Stored items
====
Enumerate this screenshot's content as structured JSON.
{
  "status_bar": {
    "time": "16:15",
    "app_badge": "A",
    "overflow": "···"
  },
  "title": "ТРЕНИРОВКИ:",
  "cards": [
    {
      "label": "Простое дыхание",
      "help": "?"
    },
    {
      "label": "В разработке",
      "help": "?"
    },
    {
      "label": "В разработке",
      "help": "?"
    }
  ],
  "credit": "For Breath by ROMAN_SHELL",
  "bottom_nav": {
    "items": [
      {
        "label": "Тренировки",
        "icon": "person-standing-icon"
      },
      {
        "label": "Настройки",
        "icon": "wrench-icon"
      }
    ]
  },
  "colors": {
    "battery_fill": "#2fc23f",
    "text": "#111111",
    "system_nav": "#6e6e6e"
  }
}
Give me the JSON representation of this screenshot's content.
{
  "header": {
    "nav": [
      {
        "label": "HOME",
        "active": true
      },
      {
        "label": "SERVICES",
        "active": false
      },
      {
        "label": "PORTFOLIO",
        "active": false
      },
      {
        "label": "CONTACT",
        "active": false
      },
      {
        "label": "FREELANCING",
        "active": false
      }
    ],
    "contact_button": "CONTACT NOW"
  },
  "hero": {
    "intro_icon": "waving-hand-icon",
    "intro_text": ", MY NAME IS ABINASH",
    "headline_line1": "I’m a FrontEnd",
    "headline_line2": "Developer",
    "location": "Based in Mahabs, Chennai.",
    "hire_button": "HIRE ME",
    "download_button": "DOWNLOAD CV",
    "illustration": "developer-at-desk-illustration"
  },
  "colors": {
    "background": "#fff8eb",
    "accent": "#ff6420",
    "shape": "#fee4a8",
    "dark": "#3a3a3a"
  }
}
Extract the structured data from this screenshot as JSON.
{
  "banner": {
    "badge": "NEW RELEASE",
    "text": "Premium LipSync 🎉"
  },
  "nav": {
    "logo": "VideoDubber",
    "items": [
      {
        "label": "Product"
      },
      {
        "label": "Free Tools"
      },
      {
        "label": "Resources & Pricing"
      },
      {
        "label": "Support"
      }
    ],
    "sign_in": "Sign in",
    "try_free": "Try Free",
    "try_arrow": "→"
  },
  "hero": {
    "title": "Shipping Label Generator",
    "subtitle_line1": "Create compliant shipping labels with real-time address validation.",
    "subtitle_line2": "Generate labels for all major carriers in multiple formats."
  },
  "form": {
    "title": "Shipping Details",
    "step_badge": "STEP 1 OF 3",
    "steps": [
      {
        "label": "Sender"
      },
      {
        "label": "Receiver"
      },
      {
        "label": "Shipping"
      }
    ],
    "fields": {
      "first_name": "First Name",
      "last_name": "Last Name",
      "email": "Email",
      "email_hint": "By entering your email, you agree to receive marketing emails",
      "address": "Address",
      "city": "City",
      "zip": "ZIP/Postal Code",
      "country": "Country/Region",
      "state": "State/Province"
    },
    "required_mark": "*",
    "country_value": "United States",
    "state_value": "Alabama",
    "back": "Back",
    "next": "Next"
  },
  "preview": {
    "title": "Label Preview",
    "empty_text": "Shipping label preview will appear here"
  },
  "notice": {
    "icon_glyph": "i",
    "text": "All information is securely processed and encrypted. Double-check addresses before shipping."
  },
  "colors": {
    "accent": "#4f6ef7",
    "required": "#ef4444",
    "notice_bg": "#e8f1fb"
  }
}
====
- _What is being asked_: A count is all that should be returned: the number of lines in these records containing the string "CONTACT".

- _Result for this task_: 2